First there is the cold crack of frost in the night, settling heavy over all the town, the stiff grass of your front lawn (gone brittle and brown after the long fall) coated with slick-silver ice.
Then there is your mother in the night, waking, hand fluttering to her throat as if she wants to clutch something that should be there, a strand of pearls, a skein of silver chain.
She is looking out the window when she sees you. First she sees her reflection, ghost-faded in the window, and she startles, nearly drops the glass of water she has poured herself from the sink. Outside there is the moonbright night and neighbor porch lights and your shape on the lawn, amongst the frost and yellow-brown grass, and the glass finally goes tumbling out of her hand.
First there is the frost. The first frost, the dry brown fall called up short by the winter’s silver-white bite.
Your father has an early flight. His alarm has been set, his bags have been packed. He wakes to the absence of his wife in the bed beside him, a cold empty where there should be something.
He hears the shatter of glass from the kitchen, thinks it is something from a dream at first.
He is the one who calls later; your mother takes the phone from his hands.
The operator tells her you need to calm down.
Your mother says my baby, my baby.
Your mother says please.
Your mother was a beauty queen when she was young. There are photographs, newspaper clippings, scrapbooks. Sometimes she gets them out of the closet where they are stored. There is a tiara in the bedroom she and your father share, perched on the edge of the bureau, all shine and shimmer and cheap sparkling rhinestone. Your small hand slapped red when you reached for it, every time you reached for it, that’s not for you to touch.
Your mother is the beautiful queen. Your father is the king. Your brother isn’t the kissing prince or the heart-heavy huntsman. He is simply your brother. He is in the basement alone. He has the television on while he sleeps. He says he didn’t hear a thing.
Your mother sees her reflection first. The frost first. Your mother is jealous of your beauty. Your mother adores your beauty. Your mother is getting old. Your father is getting old. Everyone is getting old, except for you.
Your mother has always made your dresses herself, the way she used to make her own. She showed you the prick of her fingertips from sewing needle stab, the welling of red on white skin.
You see, she said, how much I love you.
Your father misses his early flight.
Your father has a favorite photograph of the two of you. He is wearing a suit in the photograph. Your father is a man who wears suits. His ties hang on a rack in the closet: neat, pressed, pin-perfect.
In the photograph, he is seated and you are on his lap, smiling up at him. There is a shine in your eyes. He tells people it is love. In the photograph, you can’t see his hands.

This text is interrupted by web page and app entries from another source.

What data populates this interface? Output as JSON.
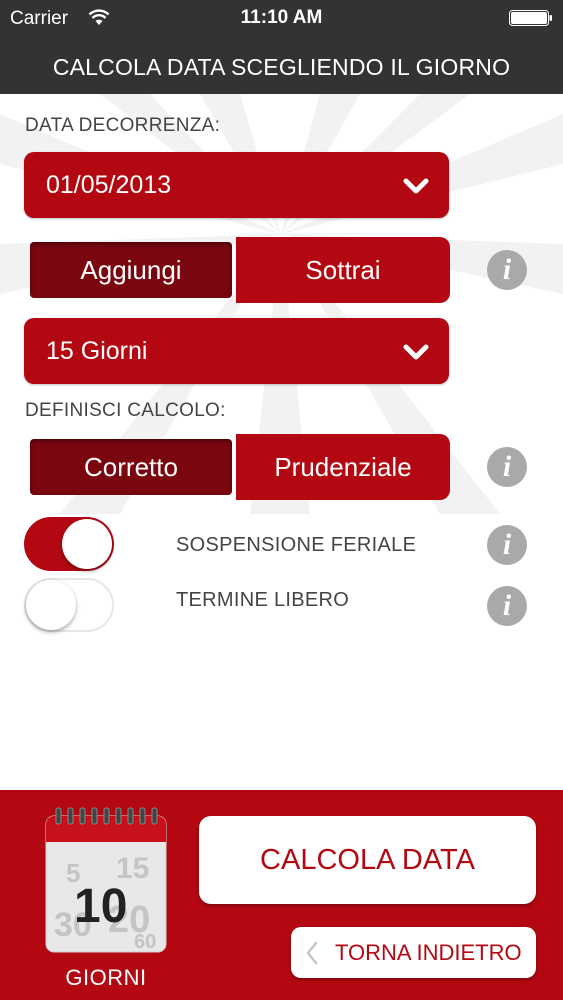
{
  "status_bar": {
    "carrier": "Carrier",
    "time": "11:10 AM"
  },
  "nav_bar": {
    "title": "CALCOLA DATA SCEGLIENDO IL GIORNO"
  },
  "date_section": {
    "label": "DATA DECORRENZA:",
    "value": "01/05/2013"
  },
  "operation": {
    "options": [
      "Aggiungi",
      "Sottrai"
    ],
    "selected": "Aggiungi"
  },
  "days_select": {
    "value": "15 Giorni"
  },
  "calc_section": {
    "label": "DEFINISCI CALCOLO:",
    "options": [
      "Corretto",
      "Prudenziale"
    ],
    "selected": "Corretto"
  },
  "toggles": [
    {
      "label": "SOSPENSIONE FERIALE",
      "on": true
    },
    {
      "label": "TERMINE LIBERO",
      "on": false
    }
  ],
  "info_glyph": "i",
  "footer": {
    "calendar": {
      "big_number": "10",
      "bg_numbers": [
        "5",
        "15",
        "30",
        "20",
        "60"
      ]
    },
    "giorni_label": "GIORNI",
    "calc_button_label": "CALCOLA DATA",
    "back_button_label": "TORNA INDIETRO"
  },
  "colors": {
    "accent": "#b30812",
    "accent_dark": "#7a0610",
    "bar": "#333333",
    "info_gray": "#a9a9a9"
  },
  "icons": [
    "wifi-icon",
    "battery-icon",
    "chevron-down-icon",
    "info-icon",
    "calendar-icon",
    "chevron-left-icon"
  ]
}
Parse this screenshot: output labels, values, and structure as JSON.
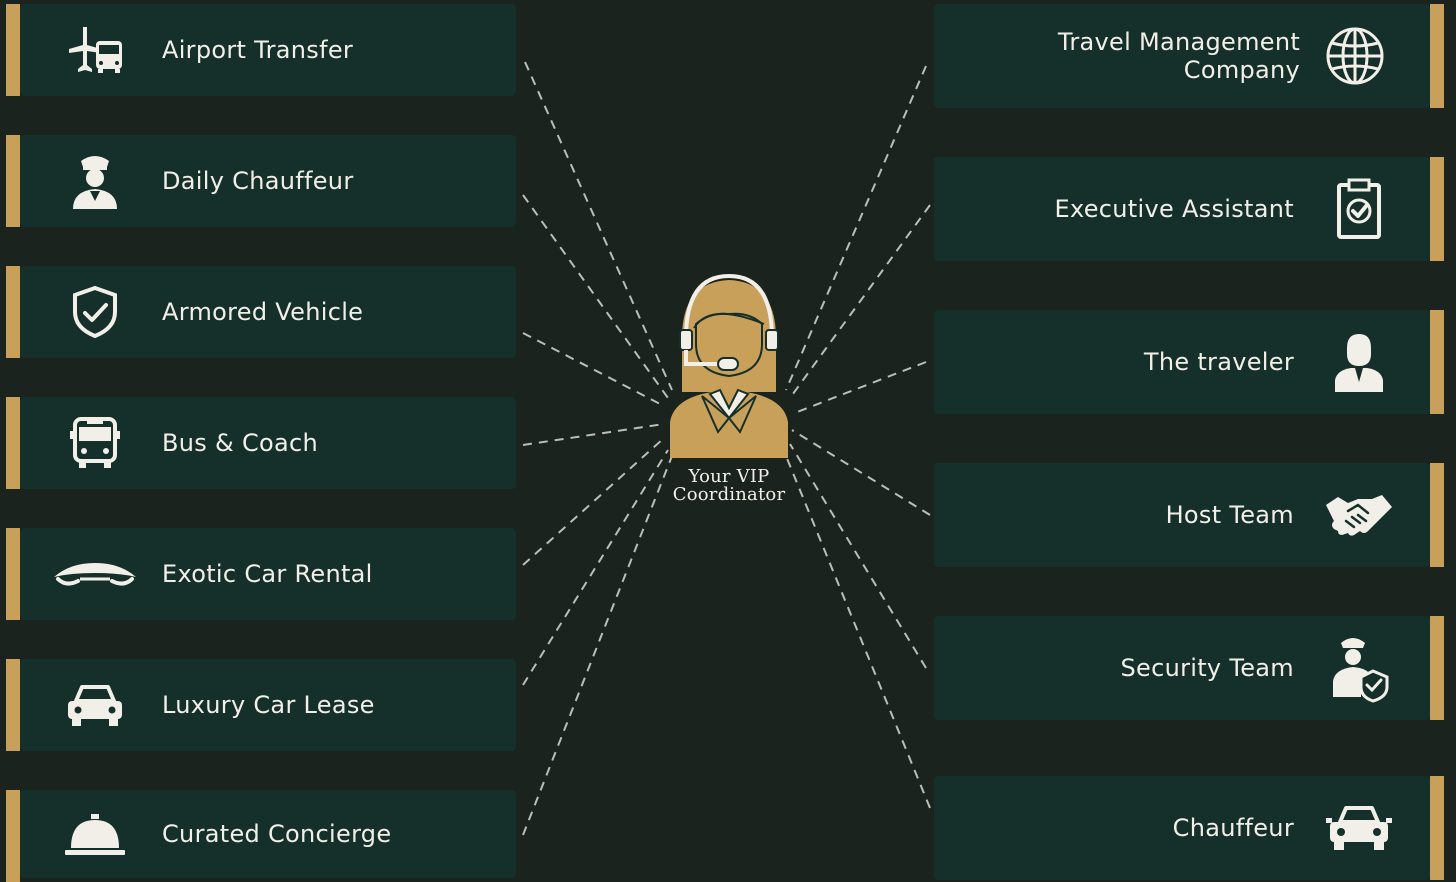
{
  "left_items": [
    {
      "label": "Airport Transfer",
      "icon": "plane-bus-icon"
    },
    {
      "label": "Daily Chauffeur",
      "icon": "chauffeur-icon"
    },
    {
      "label": "Armored Vehicle",
      "icon": "shield-check-icon"
    },
    {
      "label": "Bus & Coach",
      "icon": "bus-icon"
    },
    {
      "label": "Exotic Car Rental",
      "icon": "sports-car-icon"
    },
    {
      "label": "Luxury Car Lease",
      "icon": "car-icon"
    },
    {
      "label": "Curated Concierge",
      "icon": "service-bell-icon"
    }
  ],
  "right_items": [
    {
      "label": "Travel Management Company",
      "icon": "globe-icon"
    },
    {
      "label": "Executive Assistant",
      "icon": "clipboard-check-icon"
    },
    {
      "label": "The traveler",
      "icon": "person-icon"
    },
    {
      "label": "Host Team",
      "icon": "handshake-icon"
    },
    {
      "label": "Security Team",
      "icon": "security-guard-icon"
    },
    {
      "label": "Chauffeur",
      "icon": "car-front-icon"
    }
  ],
  "center": {
    "line1": "Your VIP",
    "line2": "Coordinator",
    "icon": "headset-agent-icon"
  },
  "colors": {
    "background": "#1a231e",
    "card": "#15302a",
    "accent": "#c9a05a",
    "text": "#f2efe8"
  }
}
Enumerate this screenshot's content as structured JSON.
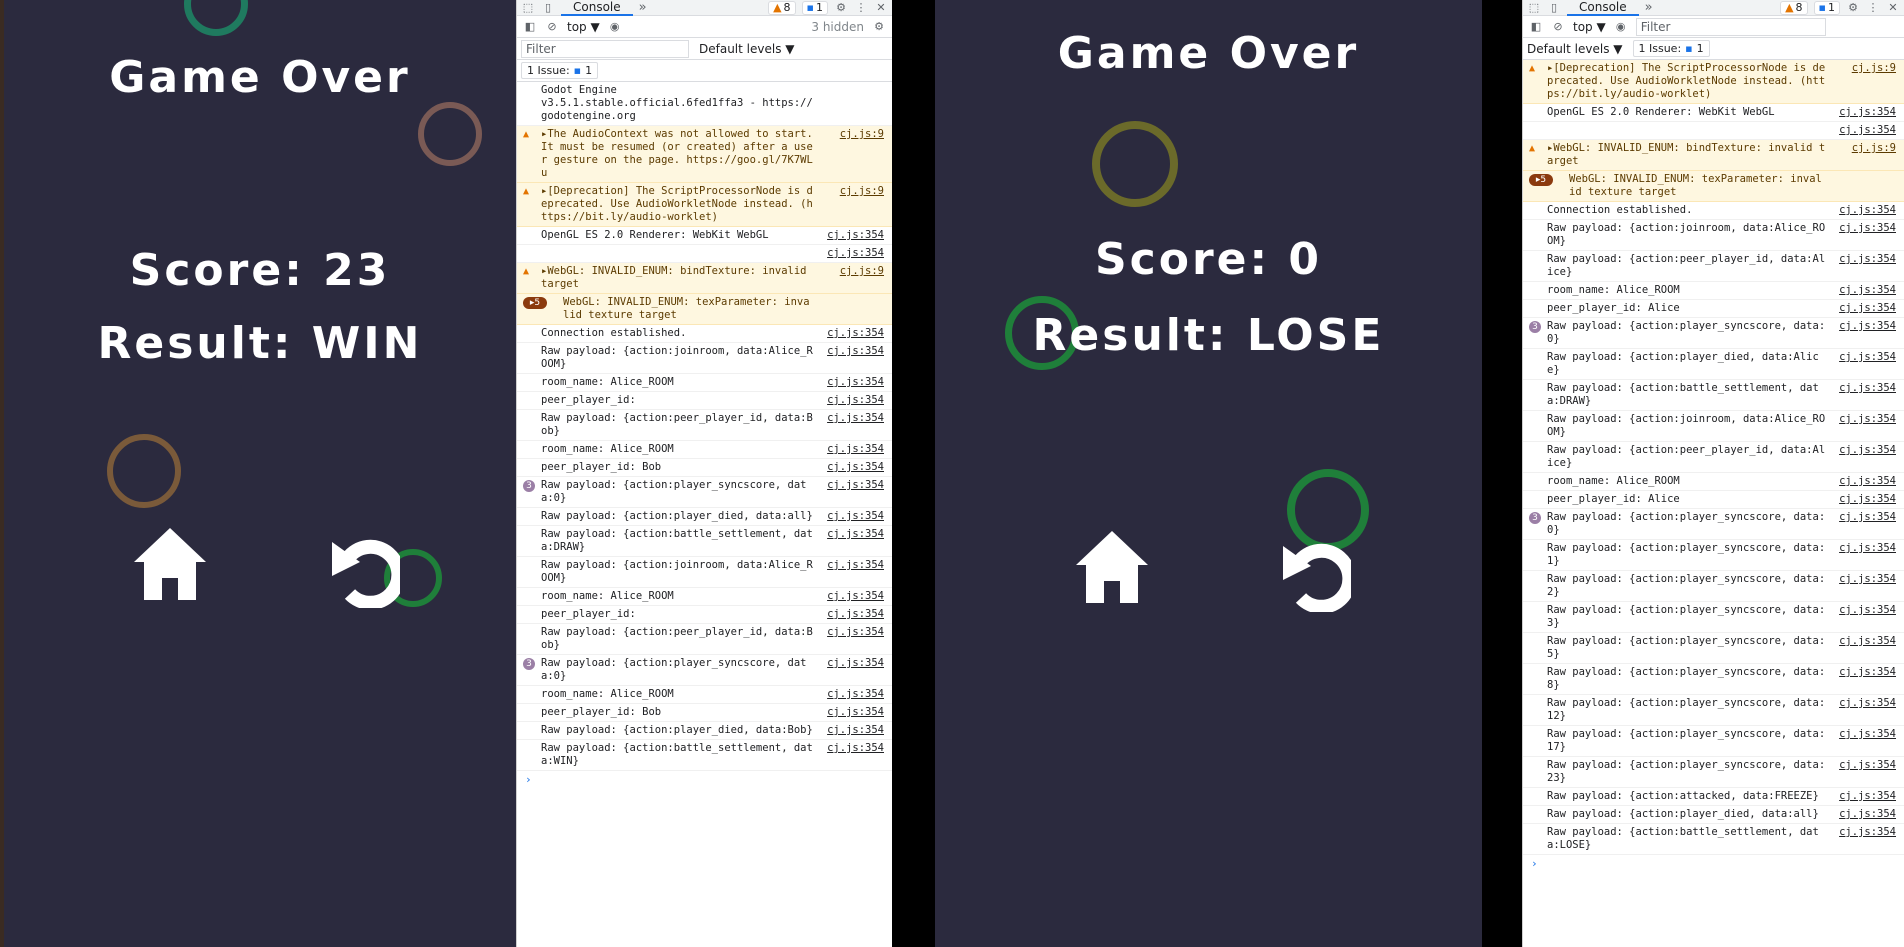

The television rumbles in the basement, all black and white image and dialogue that has been written a thousand times. Your brother stares unblinkingly.
Your father brings you inside. He holds you the way he used to. When the detectives arrive, they will tell him he shouldn’t have moved you, should have left you where you lay.
I couldn’t leave her there, he will tell them.
Sometimes you had bad dreams.
Sometimes, you woke and stood in the doorway of your parents’ bedroom, waiting for them to notice you there.
Your mother often woke first. You remember how she’d stretch her arms out to you, pull you into her side of the bed. How she held you there, your breaths slowing and stilling together.
Your father weeps when they pull you from his arms.
My little girl, he says, my sweet princess.
Downstairs, your brother turns off the television.
There are photographs of you in every room in the house. They are hung upon the walls, set on counters and tables. Your brother takes one of the detectives around and shows him them all.
Pretty girl, the detective says.
Sure, your brother says.
First the frost and the simple moon shining down on it, the first frost of the season after such a long fall. Your mother sees her own reflection in the window, she thinks, as she often does, I am getting old.
Your father misses his early flight. He wakes in a half-empty bed, hears the shattering of glass.
Outside is the frost and the sleeping lawn; the moon is still high and white. When your father goes outside (from the basement, he hears the soft sad roar of the television), he finds your mother kneeling in the cold.
The first frost and your mother, barefoot in her nightgown, deer-stepping out into the yard, breath fogging out of her mouth, your mother falling to her knees in the cold, in the frost, in the dark before you.
On your mother’s bureau, there is a rhinestone tiara, askew on its perch.
Cathy Ulrich likes the earlier versions of Snow White the best. Her work has been published in various journals, including Moon City Review, Black Fork Review, and Splonk.